Work to be completed
In the material beneath, how many lines contain the word "Selection"? Give the count alone.

________________________________________

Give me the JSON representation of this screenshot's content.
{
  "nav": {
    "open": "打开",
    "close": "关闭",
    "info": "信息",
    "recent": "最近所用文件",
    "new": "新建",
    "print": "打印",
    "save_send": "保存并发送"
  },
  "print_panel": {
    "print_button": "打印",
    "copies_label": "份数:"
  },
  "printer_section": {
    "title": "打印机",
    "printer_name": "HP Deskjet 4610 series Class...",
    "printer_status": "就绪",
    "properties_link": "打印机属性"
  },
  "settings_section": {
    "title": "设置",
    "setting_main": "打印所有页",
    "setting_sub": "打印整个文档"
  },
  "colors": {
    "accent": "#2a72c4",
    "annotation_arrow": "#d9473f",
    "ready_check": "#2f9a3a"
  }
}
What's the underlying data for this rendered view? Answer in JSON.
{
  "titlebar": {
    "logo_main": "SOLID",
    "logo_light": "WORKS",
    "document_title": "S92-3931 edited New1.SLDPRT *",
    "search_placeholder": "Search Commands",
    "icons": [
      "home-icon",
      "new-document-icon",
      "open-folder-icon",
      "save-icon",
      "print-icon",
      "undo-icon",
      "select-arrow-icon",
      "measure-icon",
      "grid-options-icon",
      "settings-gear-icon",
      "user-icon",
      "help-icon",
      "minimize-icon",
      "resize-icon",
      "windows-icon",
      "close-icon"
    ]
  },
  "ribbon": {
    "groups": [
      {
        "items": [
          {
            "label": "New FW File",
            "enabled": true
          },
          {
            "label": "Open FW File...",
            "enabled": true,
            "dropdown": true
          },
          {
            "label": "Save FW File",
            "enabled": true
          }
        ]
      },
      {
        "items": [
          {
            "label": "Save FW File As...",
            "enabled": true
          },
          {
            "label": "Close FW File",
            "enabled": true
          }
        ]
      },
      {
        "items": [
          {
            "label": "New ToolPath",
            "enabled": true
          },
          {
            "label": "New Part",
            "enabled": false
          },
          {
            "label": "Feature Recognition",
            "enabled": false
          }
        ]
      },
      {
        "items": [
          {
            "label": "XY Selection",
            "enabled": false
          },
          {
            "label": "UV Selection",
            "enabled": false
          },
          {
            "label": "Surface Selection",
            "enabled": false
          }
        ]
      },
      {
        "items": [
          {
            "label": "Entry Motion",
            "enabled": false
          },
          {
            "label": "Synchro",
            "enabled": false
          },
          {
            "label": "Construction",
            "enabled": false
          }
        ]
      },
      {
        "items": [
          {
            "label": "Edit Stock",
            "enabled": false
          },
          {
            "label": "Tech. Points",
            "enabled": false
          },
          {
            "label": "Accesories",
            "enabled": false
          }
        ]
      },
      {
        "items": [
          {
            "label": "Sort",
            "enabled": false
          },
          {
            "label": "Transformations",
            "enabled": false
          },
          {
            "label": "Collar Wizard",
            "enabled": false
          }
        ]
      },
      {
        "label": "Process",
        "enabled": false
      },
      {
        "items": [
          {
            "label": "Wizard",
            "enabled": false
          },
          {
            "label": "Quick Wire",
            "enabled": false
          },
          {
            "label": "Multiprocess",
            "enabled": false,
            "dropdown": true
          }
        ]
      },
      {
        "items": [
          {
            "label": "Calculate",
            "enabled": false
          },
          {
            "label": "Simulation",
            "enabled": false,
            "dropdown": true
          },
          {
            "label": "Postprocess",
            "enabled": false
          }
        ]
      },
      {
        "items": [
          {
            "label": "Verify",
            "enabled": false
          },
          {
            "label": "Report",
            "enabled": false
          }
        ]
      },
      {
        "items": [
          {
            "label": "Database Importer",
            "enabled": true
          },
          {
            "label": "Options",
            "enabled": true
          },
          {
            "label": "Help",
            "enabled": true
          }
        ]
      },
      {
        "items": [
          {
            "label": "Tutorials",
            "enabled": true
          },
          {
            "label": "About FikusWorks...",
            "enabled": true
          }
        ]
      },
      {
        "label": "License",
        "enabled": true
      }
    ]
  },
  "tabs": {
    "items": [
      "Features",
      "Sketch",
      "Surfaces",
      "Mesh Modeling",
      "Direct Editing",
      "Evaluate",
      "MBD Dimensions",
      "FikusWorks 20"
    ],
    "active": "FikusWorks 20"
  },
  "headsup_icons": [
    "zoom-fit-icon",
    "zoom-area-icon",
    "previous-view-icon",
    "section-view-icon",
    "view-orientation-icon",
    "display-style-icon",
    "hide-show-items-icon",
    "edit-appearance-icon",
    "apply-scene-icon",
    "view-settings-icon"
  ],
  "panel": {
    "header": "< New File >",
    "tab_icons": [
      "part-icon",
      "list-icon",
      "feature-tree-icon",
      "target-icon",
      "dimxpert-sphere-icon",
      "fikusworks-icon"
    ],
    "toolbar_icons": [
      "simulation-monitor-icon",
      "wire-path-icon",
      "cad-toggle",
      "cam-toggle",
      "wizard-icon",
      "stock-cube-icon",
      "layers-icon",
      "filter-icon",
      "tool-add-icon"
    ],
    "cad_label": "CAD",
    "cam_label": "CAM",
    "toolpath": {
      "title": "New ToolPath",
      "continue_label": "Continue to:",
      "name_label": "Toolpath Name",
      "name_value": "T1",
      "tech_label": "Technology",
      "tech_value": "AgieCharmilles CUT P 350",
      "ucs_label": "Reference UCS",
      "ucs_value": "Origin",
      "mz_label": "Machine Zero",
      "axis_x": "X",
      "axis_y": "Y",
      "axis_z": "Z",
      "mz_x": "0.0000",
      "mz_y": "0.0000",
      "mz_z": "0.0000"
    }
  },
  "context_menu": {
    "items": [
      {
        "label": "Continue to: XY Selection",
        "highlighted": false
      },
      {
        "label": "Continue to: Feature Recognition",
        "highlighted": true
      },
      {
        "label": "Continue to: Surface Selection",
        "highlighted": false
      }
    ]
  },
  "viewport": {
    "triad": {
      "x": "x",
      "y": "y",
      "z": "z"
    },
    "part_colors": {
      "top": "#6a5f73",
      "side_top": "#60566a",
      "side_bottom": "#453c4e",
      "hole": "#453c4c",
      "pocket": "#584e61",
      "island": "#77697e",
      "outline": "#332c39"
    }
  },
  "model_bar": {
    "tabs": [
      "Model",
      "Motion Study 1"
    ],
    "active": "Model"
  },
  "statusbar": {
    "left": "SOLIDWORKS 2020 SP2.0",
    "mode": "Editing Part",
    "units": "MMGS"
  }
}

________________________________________

Written answer
5